§ Provided data
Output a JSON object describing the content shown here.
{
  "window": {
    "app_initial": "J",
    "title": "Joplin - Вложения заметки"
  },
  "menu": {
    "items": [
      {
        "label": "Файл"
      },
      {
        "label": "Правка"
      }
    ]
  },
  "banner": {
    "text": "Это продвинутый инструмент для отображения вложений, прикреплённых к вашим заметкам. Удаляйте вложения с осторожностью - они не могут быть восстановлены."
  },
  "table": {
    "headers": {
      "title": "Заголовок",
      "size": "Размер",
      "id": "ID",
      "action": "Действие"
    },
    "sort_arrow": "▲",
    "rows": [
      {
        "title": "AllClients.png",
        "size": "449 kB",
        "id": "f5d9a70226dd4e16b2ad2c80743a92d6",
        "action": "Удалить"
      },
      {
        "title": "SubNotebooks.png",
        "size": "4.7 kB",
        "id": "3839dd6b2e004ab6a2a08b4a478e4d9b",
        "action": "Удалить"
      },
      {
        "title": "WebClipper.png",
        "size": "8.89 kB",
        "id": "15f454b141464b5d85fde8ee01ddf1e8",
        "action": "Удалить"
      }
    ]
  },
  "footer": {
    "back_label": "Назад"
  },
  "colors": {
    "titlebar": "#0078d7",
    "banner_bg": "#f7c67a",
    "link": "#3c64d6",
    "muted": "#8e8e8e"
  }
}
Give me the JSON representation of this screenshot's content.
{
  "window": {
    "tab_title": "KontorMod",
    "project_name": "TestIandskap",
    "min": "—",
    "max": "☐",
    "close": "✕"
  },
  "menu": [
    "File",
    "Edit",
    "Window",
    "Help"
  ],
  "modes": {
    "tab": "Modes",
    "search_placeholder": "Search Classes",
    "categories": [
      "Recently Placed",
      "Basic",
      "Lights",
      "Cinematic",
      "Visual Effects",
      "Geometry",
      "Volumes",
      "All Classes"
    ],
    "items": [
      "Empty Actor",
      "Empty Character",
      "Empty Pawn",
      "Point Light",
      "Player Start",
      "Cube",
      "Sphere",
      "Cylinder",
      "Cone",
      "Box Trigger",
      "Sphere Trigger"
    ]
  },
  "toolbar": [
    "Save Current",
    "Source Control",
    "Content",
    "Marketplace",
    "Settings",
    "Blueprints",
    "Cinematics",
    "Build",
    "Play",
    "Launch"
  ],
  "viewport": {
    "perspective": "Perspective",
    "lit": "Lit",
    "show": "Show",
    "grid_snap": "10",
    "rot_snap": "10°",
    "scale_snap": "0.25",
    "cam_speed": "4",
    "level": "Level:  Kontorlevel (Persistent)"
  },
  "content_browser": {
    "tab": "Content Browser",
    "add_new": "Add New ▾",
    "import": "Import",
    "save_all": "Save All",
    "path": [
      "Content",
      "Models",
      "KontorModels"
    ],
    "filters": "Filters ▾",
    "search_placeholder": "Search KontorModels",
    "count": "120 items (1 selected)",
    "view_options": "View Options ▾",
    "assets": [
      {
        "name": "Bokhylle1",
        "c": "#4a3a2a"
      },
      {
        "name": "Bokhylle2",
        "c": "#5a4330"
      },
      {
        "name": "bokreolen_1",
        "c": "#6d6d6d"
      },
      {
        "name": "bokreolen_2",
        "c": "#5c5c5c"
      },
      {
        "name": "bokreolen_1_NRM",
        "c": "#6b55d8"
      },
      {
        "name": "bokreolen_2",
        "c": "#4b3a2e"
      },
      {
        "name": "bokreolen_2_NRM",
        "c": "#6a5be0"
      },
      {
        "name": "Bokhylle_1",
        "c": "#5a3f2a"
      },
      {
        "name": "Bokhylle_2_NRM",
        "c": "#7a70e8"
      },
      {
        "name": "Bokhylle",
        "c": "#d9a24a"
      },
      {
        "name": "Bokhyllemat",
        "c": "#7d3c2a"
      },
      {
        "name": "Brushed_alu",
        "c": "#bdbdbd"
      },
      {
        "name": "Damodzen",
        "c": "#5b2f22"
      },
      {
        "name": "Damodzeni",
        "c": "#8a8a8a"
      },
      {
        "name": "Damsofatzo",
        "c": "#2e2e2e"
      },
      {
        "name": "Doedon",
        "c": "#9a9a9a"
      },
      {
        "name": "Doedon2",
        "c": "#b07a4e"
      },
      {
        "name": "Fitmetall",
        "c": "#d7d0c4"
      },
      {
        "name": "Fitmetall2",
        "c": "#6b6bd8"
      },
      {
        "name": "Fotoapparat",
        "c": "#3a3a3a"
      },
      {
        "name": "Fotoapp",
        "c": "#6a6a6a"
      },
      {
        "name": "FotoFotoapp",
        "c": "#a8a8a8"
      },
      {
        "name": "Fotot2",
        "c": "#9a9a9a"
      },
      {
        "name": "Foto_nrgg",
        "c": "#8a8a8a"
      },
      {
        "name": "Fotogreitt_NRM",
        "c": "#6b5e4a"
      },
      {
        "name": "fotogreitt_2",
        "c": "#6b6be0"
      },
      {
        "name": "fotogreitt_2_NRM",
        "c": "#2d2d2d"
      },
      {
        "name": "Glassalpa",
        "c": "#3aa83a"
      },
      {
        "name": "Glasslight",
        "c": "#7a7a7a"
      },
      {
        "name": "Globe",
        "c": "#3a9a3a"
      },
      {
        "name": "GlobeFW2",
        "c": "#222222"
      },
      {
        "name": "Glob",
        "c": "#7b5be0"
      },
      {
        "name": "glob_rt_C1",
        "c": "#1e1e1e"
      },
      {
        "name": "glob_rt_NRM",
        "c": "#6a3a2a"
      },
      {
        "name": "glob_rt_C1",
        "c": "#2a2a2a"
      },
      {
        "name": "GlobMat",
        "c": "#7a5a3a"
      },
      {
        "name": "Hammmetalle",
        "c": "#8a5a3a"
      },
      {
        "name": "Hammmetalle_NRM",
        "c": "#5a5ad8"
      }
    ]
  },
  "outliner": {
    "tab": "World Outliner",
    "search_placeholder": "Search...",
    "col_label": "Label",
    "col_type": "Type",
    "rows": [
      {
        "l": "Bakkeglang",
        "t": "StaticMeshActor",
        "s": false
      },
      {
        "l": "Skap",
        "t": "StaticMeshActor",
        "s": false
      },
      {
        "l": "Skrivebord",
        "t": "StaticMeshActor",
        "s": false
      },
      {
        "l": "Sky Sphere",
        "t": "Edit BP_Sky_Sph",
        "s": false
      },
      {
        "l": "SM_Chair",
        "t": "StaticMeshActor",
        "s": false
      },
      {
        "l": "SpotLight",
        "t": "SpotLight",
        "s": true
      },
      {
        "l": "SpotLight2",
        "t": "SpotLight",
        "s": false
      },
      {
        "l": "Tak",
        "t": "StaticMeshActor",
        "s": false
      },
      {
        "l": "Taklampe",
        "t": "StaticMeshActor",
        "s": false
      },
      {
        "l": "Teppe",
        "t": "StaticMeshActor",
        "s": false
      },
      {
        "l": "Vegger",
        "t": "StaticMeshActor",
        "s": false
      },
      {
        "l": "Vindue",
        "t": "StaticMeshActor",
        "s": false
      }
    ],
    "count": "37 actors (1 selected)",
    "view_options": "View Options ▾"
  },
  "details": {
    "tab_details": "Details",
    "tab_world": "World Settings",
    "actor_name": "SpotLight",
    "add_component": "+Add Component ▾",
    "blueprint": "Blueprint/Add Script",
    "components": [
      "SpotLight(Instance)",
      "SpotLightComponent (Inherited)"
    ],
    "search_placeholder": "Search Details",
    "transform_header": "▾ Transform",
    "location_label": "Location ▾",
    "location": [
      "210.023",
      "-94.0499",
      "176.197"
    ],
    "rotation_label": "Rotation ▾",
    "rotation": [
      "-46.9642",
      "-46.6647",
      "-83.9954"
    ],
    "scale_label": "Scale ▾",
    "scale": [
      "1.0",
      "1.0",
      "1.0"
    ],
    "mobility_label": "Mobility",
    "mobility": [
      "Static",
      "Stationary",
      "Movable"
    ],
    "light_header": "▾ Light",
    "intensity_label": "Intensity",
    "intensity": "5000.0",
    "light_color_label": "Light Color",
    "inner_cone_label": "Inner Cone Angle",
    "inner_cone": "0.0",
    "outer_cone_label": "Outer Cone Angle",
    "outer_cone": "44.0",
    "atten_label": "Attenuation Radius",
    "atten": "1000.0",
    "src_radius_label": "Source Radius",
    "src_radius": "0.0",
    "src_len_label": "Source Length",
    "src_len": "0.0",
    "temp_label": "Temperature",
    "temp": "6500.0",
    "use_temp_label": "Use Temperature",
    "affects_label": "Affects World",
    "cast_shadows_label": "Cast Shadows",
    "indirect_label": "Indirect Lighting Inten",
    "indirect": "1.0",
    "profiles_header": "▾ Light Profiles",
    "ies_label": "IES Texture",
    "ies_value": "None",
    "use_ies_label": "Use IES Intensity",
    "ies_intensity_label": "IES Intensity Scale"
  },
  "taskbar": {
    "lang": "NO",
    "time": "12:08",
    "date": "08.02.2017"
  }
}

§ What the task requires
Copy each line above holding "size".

§ Exercise answer
      "size": "Размер",
        "size": "449 kB",
        "size": "4.7 kB",
        "size": "8.89 kB",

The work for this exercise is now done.